Jorge Grant interview: 'You don't wear green at Hearts. I've learned that already'
Riccarton ethics aren’t exactly rocket science for a new Hearts signing. Give 100 per cent, beat Hibs, never wear anything green – even underwear – and you should be fine.
It’s all fairly predictable but nonetheless a vital code to follow. Jorge Grant has kept his head down, watched and learned since arriving from Peterborough United six weeks ago. He is one of five new Tynecastle recruits who will sample the Edinburgh derby for the first time this Sunday.
Nobody hands you a manual outlining the ‘dos and don’ts’ of life at a new club. Sometimes they need explained before people find out the hard way. Helped by one unfortunate colleague’s experience, Grant and others fully understand the rivalry with Hibs before travelling to Easter Road.
“Someone wore a green t-shirt out in town and some of the Hearts fans were telling him: ‘You can’t wear that. Take it off.’ Just wearing that colour is a massive thing,” says the Englishman.
“The lads have made sure all the new boys know how important this is to us and the fans. They have explained everything that’s different to me, different to England. We will be going there to win. I’ve seen a few fans on the street and after games. They’ve said: ‘Well done for the win, but next week is the most important one.’”
At 27, he has never played in what you might call a proper derby – the traditional kind where shinbone crunches shinbone while flares burn against the backdrop of a deafening din. He’ll get all that and more in Leith.
“I was on the bench for Nottingham Forest against Derby but I never played. That is a massive derby and the atmosphere was great. I haven’t played in one as big as this so it will be a career highlight for me, 100 per cent.
“I’ve played against Liverpool, Everton, Spurs and big clubs like that in cup ties, but I haven’t really played in a big derby. I’m really looking forward to the experience, it’s a big stage to play on.”
Grant is relaxed and chatty in a room overlooking the Riccarton training pitches. An apprenticeship in England’s lower leagues provided a tough grounding at clubs like Notts County, Luton Town, Mansfield, Lincoln City and Peterborough. He is entitled to feel he can cope with a bit of rough in Scotland.
He tells the Evening News of some brutal treatment down in League Two which taught him streetwise habits as a younger player. He is a technical footballer who creates and scores goals but he can also handle himself. A handy trait in any Scottish league derby.
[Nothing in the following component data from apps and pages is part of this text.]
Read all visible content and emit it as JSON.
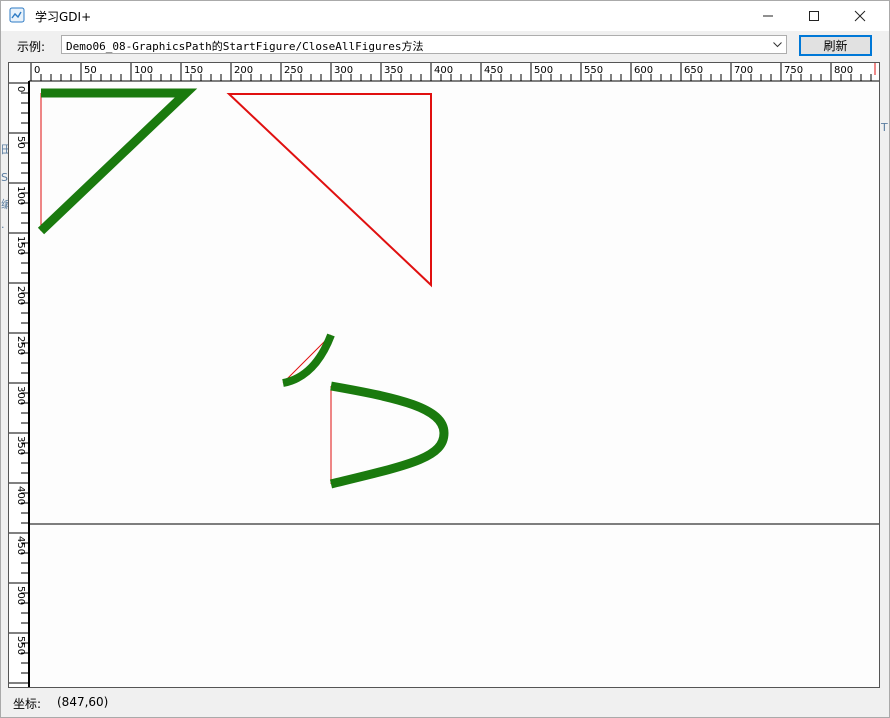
{
  "window": {
    "title": "学习GDI+",
    "controls": {
      "minimize": "—",
      "maximize": "☐",
      "close": "✕"
    }
  },
  "toolbar": {
    "example_label": "示例:",
    "example_value": "Demo06_08-GraphicsPath的StartFigure/CloseAllFigures方法",
    "refresh_label": "刷新"
  },
  "ruler": {
    "h_ticks": [
      "0",
      "50",
      "100",
      "150",
      "200",
      "250",
      "300",
      "350",
      "400",
      "450",
      "500",
      "550",
      "600",
      "650",
      "700",
      "750",
      "800"
    ],
    "v_ticks": [
      "0",
      "50",
      "100",
      "150",
      "200",
      "250",
      "300",
      "350",
      "400",
      "450",
      "500",
      "550"
    ]
  },
  "canvas": {
    "colors": {
      "thick_path": "#1a7a0e",
      "thin_path": "#e01010"
    }
  },
  "status": {
    "label": "坐标:",
    "value": "(847,60)"
  },
  "colors": {
    "accent": "#0078d7",
    "background": "#f0f0f0"
  }
}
“I started my career in League Two, which is probably more physical than our game against Ross County last week. I’m used to playing in games where it's 100 miles an hour. I’ve played nearly 250 games so far and I’m sure I can cope up here.
“I got fouled five or six times on Saturday but I know where to put my body. If someone’s coming to smash me, I can see it coming and ride the tackle because I’ve been through it before.”
Grant’s introduction as a substitute after 27 minutes helped Hearts gain control against a dangerous County side. His passing and movement in central midfield underpinned a 2-1 win to open the Premiership campaign, and he is now pushing to start against Hibs.
“I didn’t really know the standard of football when I came up,” he admits. “I had only seen some bigger games on TV but the standard is really good. The quality of our team is really high and it has been really easy to settle. A group of us all live in the same area and that has helped.
“I didn’t start last week and I know I’ve got to force my way into the team. I need to train well and play well to make sure the shirt is mine. We have quality in every position so if you are not on form then someone will take your place.
“I felt the first half against Ross County was 100 miles an hour and there wasn’t much calmness at all. It was a bit crazy. When I came on, it took me ten or 15 minutes to settle because I wasn’t ready to come on that early. I didn’t expect Natty [Atkinson] to go down.
“I felt we took control of the game in the second half and I thought I played a good part in that. You have to do all the hard work, pressing, winning second balls first in centre midfield. If you don’t, you won’t get involved in the game. Hopefully I can show my quality as the game goes on.”
If Robbie Neilson is unsure whether to include Grant in Hearts’ starting line-up, the player’s record against Lee Johnson might work in his favour. Grant played for Lincoln as they knocked Johnson’s Sunderland side out of the League One play-off semi-final in 2021.
Lincoln also drew twice at the Stadium of Light that season. Grant’s only outright defeat in five encounters with the new Hibs manager was a 4-0 reverse back in December 2020.
“I’ve played against his teams a lot and I know the style of play,” says the Hearts midfielder. “I don’t know what he has tried to implement at Hibs but I reckon it will be similar to what he did in the past. The players he brought in at Sunderland were ball-players so I would expect the same.
“I feel I can bring something to this match. Set-pieces are a big part of my game and, when I spoke to the gaffer in the summer, that’s something he felt I could bring. I’ve got over 50 career goals and 40 to 50 assists so I can effect the game, especially when I’m higher up.”